DATA EXCERPTS section start

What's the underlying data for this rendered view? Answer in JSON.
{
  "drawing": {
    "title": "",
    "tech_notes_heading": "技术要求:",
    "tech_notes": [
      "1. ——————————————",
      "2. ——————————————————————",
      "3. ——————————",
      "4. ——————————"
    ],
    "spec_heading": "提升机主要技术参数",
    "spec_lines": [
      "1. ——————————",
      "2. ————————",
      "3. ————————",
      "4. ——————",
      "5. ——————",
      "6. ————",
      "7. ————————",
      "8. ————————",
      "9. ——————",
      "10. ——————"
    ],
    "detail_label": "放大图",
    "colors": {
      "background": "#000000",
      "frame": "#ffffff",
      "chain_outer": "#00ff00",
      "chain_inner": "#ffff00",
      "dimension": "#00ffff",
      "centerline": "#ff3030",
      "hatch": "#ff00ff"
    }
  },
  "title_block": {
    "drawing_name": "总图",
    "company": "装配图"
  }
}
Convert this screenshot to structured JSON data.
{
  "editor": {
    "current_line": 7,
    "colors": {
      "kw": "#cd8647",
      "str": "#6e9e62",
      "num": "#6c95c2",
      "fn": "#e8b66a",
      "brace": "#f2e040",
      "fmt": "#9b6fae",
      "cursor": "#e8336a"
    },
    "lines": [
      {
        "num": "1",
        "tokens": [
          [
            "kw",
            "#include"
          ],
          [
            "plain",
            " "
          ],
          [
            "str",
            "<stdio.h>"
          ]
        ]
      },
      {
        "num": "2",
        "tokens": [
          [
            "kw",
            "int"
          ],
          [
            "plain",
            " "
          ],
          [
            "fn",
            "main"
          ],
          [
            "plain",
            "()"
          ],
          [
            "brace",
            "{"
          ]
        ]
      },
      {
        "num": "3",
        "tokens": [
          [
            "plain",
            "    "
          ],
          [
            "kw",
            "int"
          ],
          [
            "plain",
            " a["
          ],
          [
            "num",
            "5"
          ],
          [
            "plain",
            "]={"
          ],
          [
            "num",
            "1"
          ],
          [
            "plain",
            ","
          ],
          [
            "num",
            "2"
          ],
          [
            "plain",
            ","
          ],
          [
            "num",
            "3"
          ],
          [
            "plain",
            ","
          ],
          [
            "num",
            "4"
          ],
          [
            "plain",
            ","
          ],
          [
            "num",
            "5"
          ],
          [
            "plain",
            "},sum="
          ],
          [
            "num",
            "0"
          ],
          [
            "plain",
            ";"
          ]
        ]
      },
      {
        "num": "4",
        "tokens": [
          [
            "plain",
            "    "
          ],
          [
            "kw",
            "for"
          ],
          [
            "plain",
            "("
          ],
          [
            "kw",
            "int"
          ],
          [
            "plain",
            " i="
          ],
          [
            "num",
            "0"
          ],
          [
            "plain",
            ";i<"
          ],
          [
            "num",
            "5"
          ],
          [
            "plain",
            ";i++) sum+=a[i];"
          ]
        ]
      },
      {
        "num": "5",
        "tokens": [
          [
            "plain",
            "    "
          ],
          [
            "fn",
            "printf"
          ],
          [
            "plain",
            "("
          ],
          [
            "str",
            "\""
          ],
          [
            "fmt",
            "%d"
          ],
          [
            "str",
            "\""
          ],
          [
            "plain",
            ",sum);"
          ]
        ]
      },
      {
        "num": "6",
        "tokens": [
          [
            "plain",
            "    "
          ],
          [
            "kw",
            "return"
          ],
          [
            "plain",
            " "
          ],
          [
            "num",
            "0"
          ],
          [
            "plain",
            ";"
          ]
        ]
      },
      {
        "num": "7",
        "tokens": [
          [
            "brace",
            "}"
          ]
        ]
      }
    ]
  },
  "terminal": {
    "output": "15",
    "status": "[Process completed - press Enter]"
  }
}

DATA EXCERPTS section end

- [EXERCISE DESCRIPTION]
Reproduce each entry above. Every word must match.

- [FINISHED TASK]
What's the underlying data for this rendered view? Answer in JSON.
{
  "drawing": {
    "title": "",
    "tech_notes_heading": "技术要求:",
    "tech_notes": [
      "1. ——————————————",
      "2. ——————————————————————",
      "3. ——————————",
      "4. ——————————"
    ],
    "spec_heading": "提升机主要技术参数",
    "spec_lines": [
      "1. ——————————",
      "2. ————————",
      "3. ————————",
      "4. ——————",
      "5. ——————",
      "6. ————",
      "7. ————————",
      "8. ————————",
      "9. ——————",
      "10. ——————"
    ],
    "detail_label": "放大图",
    "colors": {
      "background": "#000000",
      "frame": "#ffffff",
      "chain_outer": "#00ff00",
      "chain_inner": "#ffff00",
      "dimension": "#00ffff",
      "centerline": "#ff3030",
      "hatch": "#ff00ff"
    }
  },
  "title_block": {
    "drawing_name": "总图",
    "company": "装配图"
  }
}
Convert this screenshot to structured JSON data.
{
  "editor": {
    "current_line": 7,
    "colors": {
      "kw": "#cd8647",
      "str": "#6e9e62",
      "num": "#6c95c2",
      "fn": "#e8b66a",
      "brace": "#f2e040",
      "fmt": "#9b6fae",
      "cursor": "#e8336a"
    },
    "lines": [
      {
        "num": "1",
        "tokens": [
          [
            "kw",
            "#include"
          ],
          [
            "plain",
            " "
          ],
          [
            "str",
            "<stdio.h>"
          ]
        ]
      },
      {
        "num": "2",
        "tokens": [
          [
            "kw",
            "int"
          ],
          [
            "plain",
            " "
          ],
          [
            "fn",
            "main"
          ],
          [
            "plain",
            "()"
          ],
          [
            "brace",
            "{"
          ]
        ]
      },
      {
        "num": "3",
        "tokens": [
          [
            "plain",
            "    "
          ],
          [
            "kw",
            "int"
          ],
          [
            "plain",
            " a["
          ],
          [
            "num",
            "5"
          ],
          [
            "plain",
            "]={"
          ],
          [
            "num",
            "1"
          ],
          [
            "plain",
            ","
          ],
          [
            "num",
            "2"
          ],
          [
            "plain",
            ","
          ],
          [
            "num",
            "3"
          ],
          [
            "plain",
            ","
          ],
          [
            "num",
            "4"
          ],
          [
            "plain",
            ","
          ],
          [
            "num",
            "5"
          ],
          [
            "plain",
            "},sum="
          ],
          [
            "num",
            "0"
          ],
          [
            "plain",
            ";"
          ]
        ]
      },
      {
        "num": "4",
        "tokens": [
          [
            "plain",
            "    "
          ],
          [
            "kw",
            "for"
          ],
          [
            "plain",
            "("
          ],
          [
            "kw",
            "int"
          ],
          [
            "plain",
            " i="
          ],
          [
            "num",
            "0"
          ],
          [
            "plain",
            ";i<"
          ],
          [
            "num",
            "5"
          ],
          [
            "plain",
            ";i++) sum+=a[i];"
          ]
        ]
      },
      {
        "num": "5",
        "tokens": [
          [
            "plain",
            "    "
          ],
          [
            "fn",
            "printf"
          ],
          [
            "plain",
            "("
          ],
          [
            "str",
            "\""
          ],
          [
            "fmt",
            "%d"
          ],
          [
            "str",
            "\""
          ],
          [
            "plain",
            ",sum);"
          ]
        ]
      },
      {
        "num": "6",
        "tokens": [
          [
            "plain",
            "    "
          ],
          [
            "kw",
            "return"
          ],
          [
            "plain",
            " "
          ],
          [
            "num",
            "0"
          ],
          [
            "plain",
            ";"
          ]
        ]
      },
      {
        "num": "7",
        "tokens": [
          [
            "brace",
            "}"
          ]
        ]
      }
    ]
  },
  "terminal": {
    "output": "15",
    "status": "[Process completed - press Enter]"
  }
}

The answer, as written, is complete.